Radioactive iodine treatment takes place in the hospital. You usually stay there for a few days until your radiation levels have fallen to a safe level. You will be looked after in a single room, where you stay alone.
What happens during radioactive iodine treatment?
You have iodine treatment as a drink or capsule which you swallow. The capsule is about the size of a paracetamol capsule. You won’t be able to eat or drink for a couple of hours afterwards so that your body can absorb the iodine. After that, you should drink plenty of fluids to flush the radioactive iodine out of your system. You can eat as normal.
The treatment makes you radioactive. So your sweat, urine and saliva will be radioactive for a few days. There are certain precautions that you and the staff need to follow. Try not to be alarmed by these. Your treatment contains a low dose of radiation that is necessary to treat your cancer.
A radiation monitor (Geiger counter) may be used to check your levels of radioactivity or test anything that is taken out of your room.
Your meals may be served on disposable plates with disposable cutlery. You put these in a special bin when you have finished with them.
The hospital staff ask you to flush the toilet more than once after you have used it and to shower each day.
Protecting others from the radiation
Being in a room on your own (isolation) protects other people from radiation. Pregnant women and children are not allowed into your room. Other visitors may be able to stay for a short time when it is safe for them to do so.
The amount of time staff are allowed into your room is limited. They stay at a safe distance from you and can only stay in your room with you for as long as is necessary. This is because they will care for many people who have this treatment. So the amount of radiation they are exposed to has to be carefully controlled. It is important that you know that you are not at any risk from the radiation.
Coping with isolation
Being looked after in a single room can feel lonely. Some people find it frightening. It can help to talk to the nurses about your worries. They can reassure you.
You may be able to take a few personal possessions into your room. The hospital staff will tell you if this is possible and what you can have with you. They may suggest not bringing too many items in and nothing of value.

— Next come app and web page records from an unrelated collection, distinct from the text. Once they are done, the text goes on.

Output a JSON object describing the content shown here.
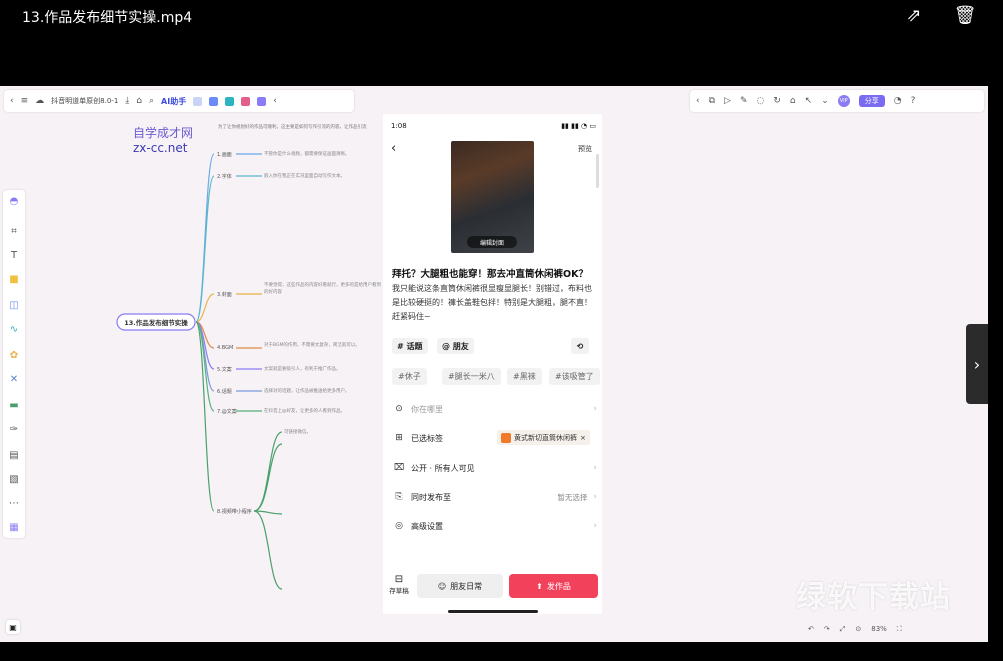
{
  "window": {
    "title": "13.作品发布细节实操.mp4"
  },
  "toolbar_icons": [
    "external-link-icon",
    "trash-icon"
  ],
  "mindmap_app": {
    "doc_title": "抖音明道单原创8.0-1",
    "ai_label": "AI助手",
    "share_label": "分享",
    "zoom": "83%"
  },
  "watermark": {
    "line1": "自学成才网",
    "line2": "zx-cc.net",
    "brand": "绿软下载站"
  },
  "mindmap": {
    "root": "13.作品发布细节实操",
    "top_note": "为了让你规划好的作品可顺利，这主要是如何写作引流的内容，让作品引流",
    "branches": [
      {
        "label": "1.画面",
        "note": "不管你是什么视频，都需要保证画面清晰。"
      },
      {
        "label": "2.字体",
        "note": "嵌入你在我正在实况里面自动写作文本。"
      },
      {
        "label": "3.封面",
        "note": "不要觉得，这些作品的内容好看就行，更多的是给用户看到的好内容"
      },
      {
        "label": "4.BGM",
        "note": "对于BGM的作用，不需要太复杂，简洁就可以。"
      },
      {
        "label": "5.文案",
        "note": "文案就是要吸引人，有利于推广作品。"
      },
      {
        "label": "6.话题",
        "note": "选择对的话题，让作品被推送给更多用户。"
      },
      {
        "label": "7.@文案",
        "note": "在抖音上@好友，让更多的人看到作品。"
      },
      {
        "label": "8.视频带小程序",
        "note": "可链接微信。"
      }
    ]
  },
  "phone": {
    "status_time": "1:08",
    "preview_label": "预览",
    "cover_tag": "编辑封面",
    "post_title": "拜托？大腿粗也能穿！那去冲直筒休闲裤OK？",
    "post_body": "我只能说这条直筒休闲裤很显瘦显腿长！别错过，布料也是比较硬挺的！褲长盖鞋包拌！特别是大腿粗，腿不直！赶紧码住~",
    "chips": [
      "# 话题",
      "@ 朋友"
    ],
    "tags": [
      "#休子",
      "#腿长一米八",
      "#黑袜",
      "#该吸管了"
    ],
    "rows": [
      {
        "icon": "location-icon",
        "label": "你在哪里",
        "value": ""
      },
      {
        "icon": "grid-icon",
        "label": "已选标签",
        "value": ""
      },
      {
        "icon": "lock-icon",
        "label": "公开 · 所有人可见",
        "value": ""
      },
      {
        "icon": "sync-icon",
        "label": "同时发布至",
        "value": "暂无选择"
      },
      {
        "icon": "settings-icon",
        "label": "高级设置",
        "value": ""
      }
    ],
    "selected_tag": "黄式新切直筒休闲裤",
    "draft_label": "存草稿",
    "friend_label": "朋友日常",
    "publish_label": "发作品"
  }
}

When you are ready to go home, you may need to leave some of your things behind until they don’t have any radiation on them.
Some hospital rooms will have a television and a phone. You could check before you go in to find out if this is the case.